### YOUR ASSIGNMENT
Set every entry down again exactly, excluding any pictures.

-----

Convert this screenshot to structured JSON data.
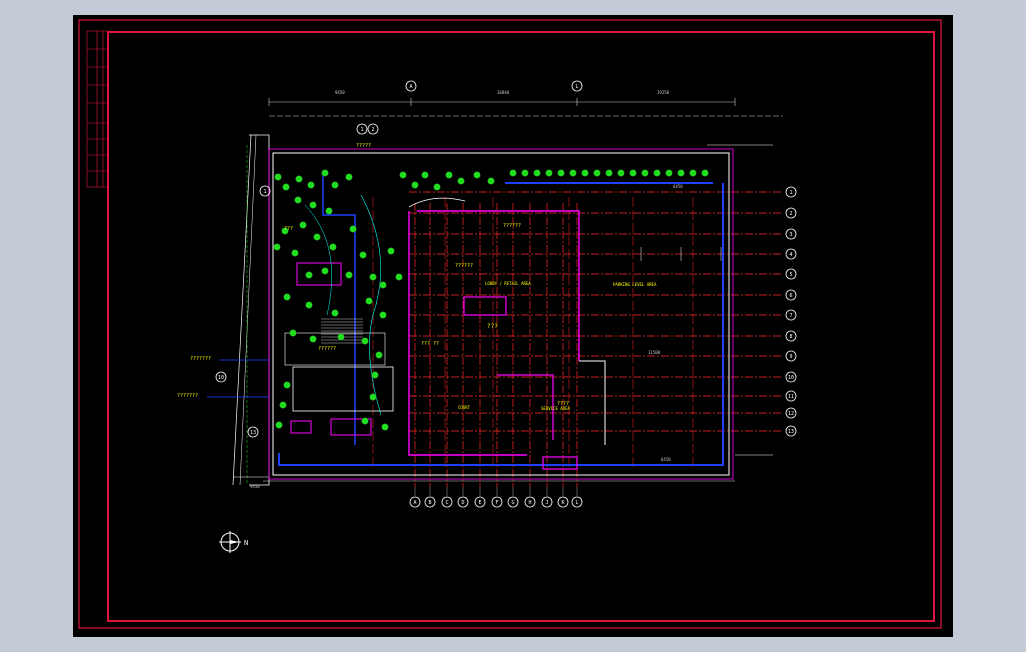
{
  "drawing": {
    "grid_letters_bottom": [
      "A",
      "B",
      "C",
      "D",
      "E",
      "F",
      "G",
      "H",
      "J",
      "K",
      "L"
    ],
    "grid_letters_top": [
      "A",
      "L"
    ],
    "grid_numbers_right": [
      "1",
      "2",
      "3",
      "4",
      "5",
      "6",
      "7",
      "8",
      "9",
      "10",
      "11",
      "12",
      "13"
    ],
    "grid_numbers_left": [
      "1",
      "10",
      "13"
    ],
    "areas": {
      "parking": "PARKING LEVEL AREA",
      "lobby": "LOBBY / RETAIL AREA",
      "court": "COURT",
      "service": "SERVICE AREA"
    },
    "placeholder_labels": [
      "?????",
      "??????",
      "??????",
      "???",
      "??????",
      "???",
      "??? ??",
      "????",
      "???????",
      "???????"
    ],
    "dims": [
      "9450",
      "16840",
      "19250",
      "6450",
      "11500",
      "6450",
      "9450"
    ],
    "north_symbol": "N",
    "colors": {
      "background": "#000000",
      "frame": "#e0143c",
      "grid": "#ff2a2a",
      "walls": "#ffffff",
      "magenta": "#ff00ff",
      "blue": "#2040ff",
      "cyan": "#00ffff",
      "yellow": "#ffff00",
      "green": "#22dd22"
    }
  }
}
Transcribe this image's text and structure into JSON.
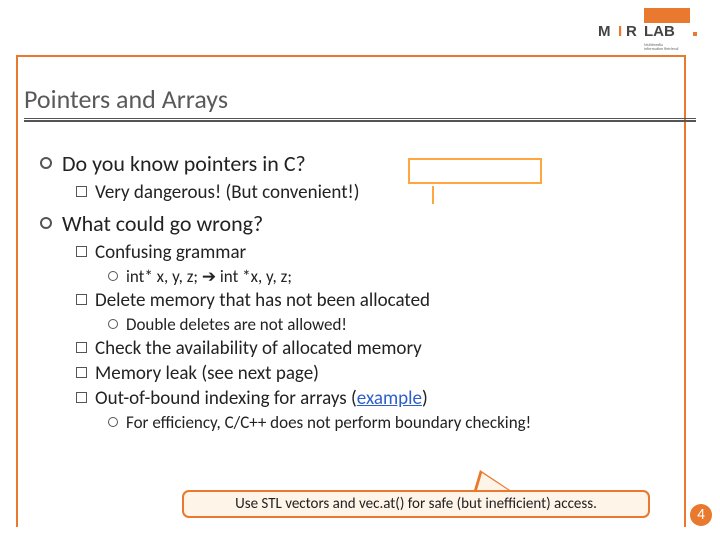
{
  "logo": {
    "top_fill": "#e8792f",
    "text": "LAB"
  },
  "title": "Pointers and Arrays",
  "bullets": [
    {
      "text": "Do you know pointers in C?",
      "children": [
        {
          "text": "Very dangerous! (But convenient!)"
        }
      ]
    },
    {
      "text": "What could go wrong?",
      "children": [
        {
          "text": "Confusing grammar",
          "children": [
            {
              "text_a": "int* x, y, z; ",
              "arrow": "➔",
              "text_b": " int *x, y, z;"
            }
          ]
        },
        {
          "text": "Delete memory that has not been allocated",
          "children": [
            {
              "text_a": "Double deletes are not allowed!"
            }
          ]
        },
        {
          "text": "Check the availability of allocated memory"
        },
        {
          "text": "Memory leak (see next page)"
        },
        {
          "text_a": "Out-of-bound indexing for arrays (",
          "link": "example",
          "text_b": ")",
          "children": [
            {
              "text_a": "For efficiency, C/C++ does not perform boundary checking!"
            }
          ]
        }
      ]
    }
  ],
  "callout": "Use STL vectors and vec.at() for safe (but inefficient) access.",
  "page_number": "4"
}
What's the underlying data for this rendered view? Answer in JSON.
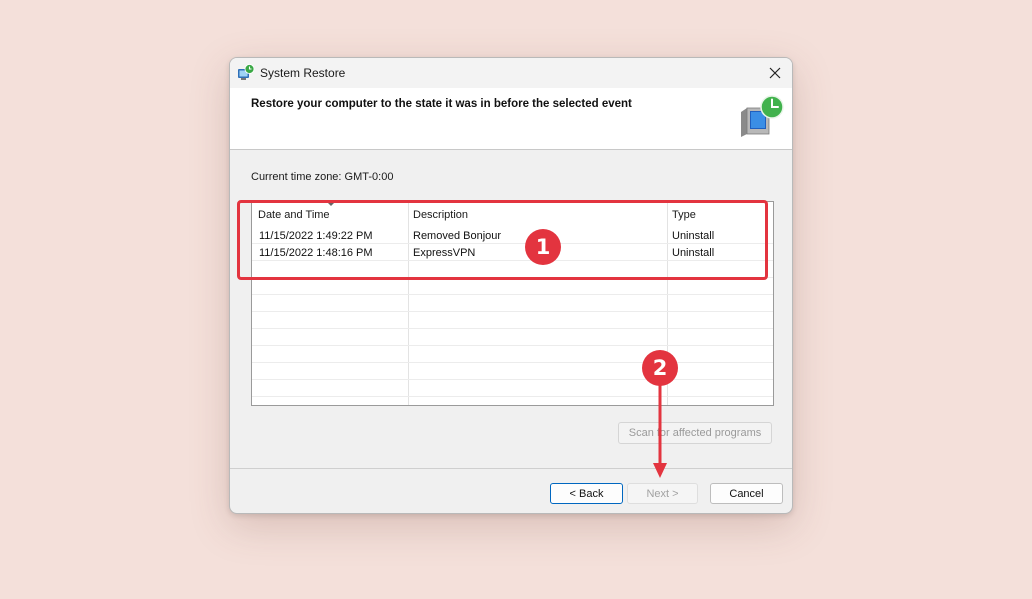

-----

### RESPONSE
Convert this screenshot to structured JSON data.
{
  "drawing": {
    "grid_letters_bottom": [
      "A",
      "B",
      "C",
      "D",
      "E",
      "F",
      "G",
      "H",
      "J",
      "K",
      "L"
    ],
    "grid_letters_top": [
      "A",
      "L"
    ],
    "grid_numbers_right": [
      "1",
      "2",
      "3",
      "4",
      "5",
      "6",
      "7",
      "8",
      "9",
      "10",
      "11",
      "12",
      "13"
    ],
    "grid_numbers_left": [
      "1",
      "10",
      "13"
    ],
    "areas": {
      "parking": "PARKING LEVEL AREA",
      "lobby": "LOBBY / RETAIL AREA",
      "court": "COURT",
      "service": "SERVICE AREA"
    },
    "placeholder_labels": [
      "?????",
      "??????",
      "??????",
      "???",
      "??????",
      "???",
      "??? ??",
      "????",
      "???????",
      "???????"
    ],
    "dims": [
      "9450",
      "16840",
      "19250",
      "6450",
      "11500",
      "6450",
      "9450"
    ],
    "north_symbol": "N",
    "colors": {
      "background": "#000000",
      "frame": "#e0143c",
      "grid": "#ff2a2a",
      "walls": "#ffffff",
      "magenta": "#ff00ff",
      "blue": "#2040ff",
      "cyan": "#00ffff",
      "yellow": "#ffff00",
      "green": "#22dd22"
    }
  }
}
Transcribe this image's text and structure into JSON.
{
  "logo": {
    "top_fill": "#e8792f",
    "text": "LAB"
  },
  "title": "Pointers and Arrays",
  "bullets": [
    {
      "text": "Do you know pointers in C?",
      "children": [
        {
          "text": "Very dangerous! (But convenient!)"
        }
      ]
    },
    {
      "text": "What could go wrong?",
      "children": [
        {
          "text": "Confusing grammar",
          "children": [
            {
              "text_a": "int* x, y, z; ",
              "arrow": "➔",
              "text_b": " int *x, y, z;"
            }
          ]
        },
        {
          "text": "Delete memory that has not been allocated",
          "children": [
            {
              "text_a": "Double deletes are not allowed!"
            }
          ]
        },
        {
          "text": "Check the availability of allocated memory"
        },
        {
          "text": "Memory leak (see next page)"
        },
        {
          "text_a": "Out-of-bound indexing for arrays (",
          "link": "example",
          "text_b": ")",
          "children": [
            {
              "text_a": "For efficiency, C/C++ does not perform boundary checking!"
            }
          ]
        }
      ]
    }
  ],
  "callout": "Use STL vectors and vec.at() for safe (but inefficient) access.",
  "page_number": "4"
}
What's the underlying data for this rendered view? Answer in JSON.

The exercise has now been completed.